Oh boy! I stayed up until 2 am just to finish it. I seriously could not put it down, my boyfriend came to bed and I barely acknowledged him, this had to be read. I needed to know what was going to happen.

There were a couple of interesting things in the book beyond the “B&B” retelling. It spoke of feeling ugly/not interesting/attractive and never really realising you’ve grown out of it, not in a crazy ugly duckling to swan but more of a “people will like you and some won’t, but it’s okay”. Then it also has a character that is in a wheelchair and that is amazing to read and I was so invested in the character. Family isn’t totally absent in this book, which was refreshing. Parents and family exist and aren’t there just to drive the plot. It also touches on guilt, beliefs, and a lot of things that I was not expecting here.

I thought this was a historic romance kinda book, and it was so much more than that.

Moon recommends

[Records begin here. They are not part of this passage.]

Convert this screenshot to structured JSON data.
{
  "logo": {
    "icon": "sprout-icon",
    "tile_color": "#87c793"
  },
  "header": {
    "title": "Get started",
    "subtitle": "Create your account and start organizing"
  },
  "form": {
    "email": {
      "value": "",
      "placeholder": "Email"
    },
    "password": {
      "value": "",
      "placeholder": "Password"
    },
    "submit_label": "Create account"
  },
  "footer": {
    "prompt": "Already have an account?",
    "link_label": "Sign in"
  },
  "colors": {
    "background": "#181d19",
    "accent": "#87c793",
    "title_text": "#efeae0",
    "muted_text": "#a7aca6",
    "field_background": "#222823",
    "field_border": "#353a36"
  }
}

If you’re feeling up to preorders and love Beauty and the Beast, try A Curse So Dark and Lonely. Obviously Making Faces has to be recommmended. One of my other favourite B&B retellings is Hunted and Beauty.